To do:
Among the entries below, find the lines with the word "septembre" and return them.

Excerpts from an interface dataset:
● ● ● ● ● ● ●

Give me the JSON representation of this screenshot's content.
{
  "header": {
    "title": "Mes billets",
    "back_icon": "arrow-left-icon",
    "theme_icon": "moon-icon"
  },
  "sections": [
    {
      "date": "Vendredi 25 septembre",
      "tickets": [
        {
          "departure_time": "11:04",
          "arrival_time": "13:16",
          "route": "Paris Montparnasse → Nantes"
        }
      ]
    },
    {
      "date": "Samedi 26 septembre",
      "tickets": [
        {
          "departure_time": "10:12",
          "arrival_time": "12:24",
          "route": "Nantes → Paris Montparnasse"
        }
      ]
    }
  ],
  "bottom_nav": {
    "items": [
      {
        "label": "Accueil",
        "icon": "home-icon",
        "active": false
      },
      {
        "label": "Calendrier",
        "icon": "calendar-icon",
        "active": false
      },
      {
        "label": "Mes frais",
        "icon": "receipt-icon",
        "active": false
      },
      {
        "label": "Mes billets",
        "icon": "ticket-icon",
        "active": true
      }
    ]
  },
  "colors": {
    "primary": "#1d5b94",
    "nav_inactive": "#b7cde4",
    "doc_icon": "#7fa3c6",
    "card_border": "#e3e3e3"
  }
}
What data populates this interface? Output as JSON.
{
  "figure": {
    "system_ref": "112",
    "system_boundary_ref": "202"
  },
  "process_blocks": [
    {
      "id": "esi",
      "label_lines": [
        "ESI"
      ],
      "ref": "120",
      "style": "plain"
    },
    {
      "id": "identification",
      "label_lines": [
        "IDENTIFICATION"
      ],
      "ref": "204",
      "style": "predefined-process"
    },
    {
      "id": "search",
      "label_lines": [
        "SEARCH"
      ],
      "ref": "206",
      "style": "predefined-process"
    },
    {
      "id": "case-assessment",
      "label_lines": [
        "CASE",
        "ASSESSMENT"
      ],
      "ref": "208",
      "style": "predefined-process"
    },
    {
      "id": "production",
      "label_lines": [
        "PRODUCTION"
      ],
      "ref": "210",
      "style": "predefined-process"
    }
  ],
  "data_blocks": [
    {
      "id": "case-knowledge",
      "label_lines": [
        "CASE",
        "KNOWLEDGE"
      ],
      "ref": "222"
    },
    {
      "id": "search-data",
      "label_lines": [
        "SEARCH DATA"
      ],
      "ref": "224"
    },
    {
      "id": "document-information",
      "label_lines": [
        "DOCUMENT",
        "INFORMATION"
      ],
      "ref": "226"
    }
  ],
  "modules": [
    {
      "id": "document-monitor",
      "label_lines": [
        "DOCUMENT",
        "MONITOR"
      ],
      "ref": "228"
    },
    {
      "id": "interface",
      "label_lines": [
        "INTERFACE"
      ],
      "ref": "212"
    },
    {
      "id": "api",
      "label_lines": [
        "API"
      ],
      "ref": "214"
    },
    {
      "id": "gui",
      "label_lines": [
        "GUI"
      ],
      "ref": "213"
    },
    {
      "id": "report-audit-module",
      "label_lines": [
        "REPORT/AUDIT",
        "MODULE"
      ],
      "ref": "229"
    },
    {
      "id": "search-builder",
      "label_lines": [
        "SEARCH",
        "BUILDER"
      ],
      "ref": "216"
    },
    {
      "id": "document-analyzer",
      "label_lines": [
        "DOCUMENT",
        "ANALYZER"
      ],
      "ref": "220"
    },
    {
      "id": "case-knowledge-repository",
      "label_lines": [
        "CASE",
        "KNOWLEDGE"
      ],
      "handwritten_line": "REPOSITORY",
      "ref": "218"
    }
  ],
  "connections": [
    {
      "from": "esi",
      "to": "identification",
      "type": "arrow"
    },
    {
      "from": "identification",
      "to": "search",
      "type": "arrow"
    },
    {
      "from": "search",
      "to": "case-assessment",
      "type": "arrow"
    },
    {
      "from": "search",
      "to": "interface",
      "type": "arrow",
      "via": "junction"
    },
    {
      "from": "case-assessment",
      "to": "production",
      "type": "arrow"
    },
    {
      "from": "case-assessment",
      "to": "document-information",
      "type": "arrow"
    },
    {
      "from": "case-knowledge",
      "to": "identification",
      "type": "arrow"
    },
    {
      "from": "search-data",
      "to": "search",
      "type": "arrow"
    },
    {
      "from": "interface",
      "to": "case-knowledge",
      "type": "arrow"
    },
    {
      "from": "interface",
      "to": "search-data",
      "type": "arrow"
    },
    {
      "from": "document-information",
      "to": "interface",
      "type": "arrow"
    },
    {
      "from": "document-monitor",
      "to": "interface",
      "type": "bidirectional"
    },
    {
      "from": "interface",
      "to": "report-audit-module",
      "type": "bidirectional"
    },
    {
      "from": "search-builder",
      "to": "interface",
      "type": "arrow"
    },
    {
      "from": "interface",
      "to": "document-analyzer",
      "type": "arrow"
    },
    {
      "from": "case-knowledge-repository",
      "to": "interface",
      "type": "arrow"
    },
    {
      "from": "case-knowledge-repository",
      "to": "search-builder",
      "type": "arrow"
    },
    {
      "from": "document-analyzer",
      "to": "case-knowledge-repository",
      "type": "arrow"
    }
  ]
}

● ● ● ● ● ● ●

Finished task:
      "date": "Vendredi 25 septembre",
      "date": "Samedi 26 septembre",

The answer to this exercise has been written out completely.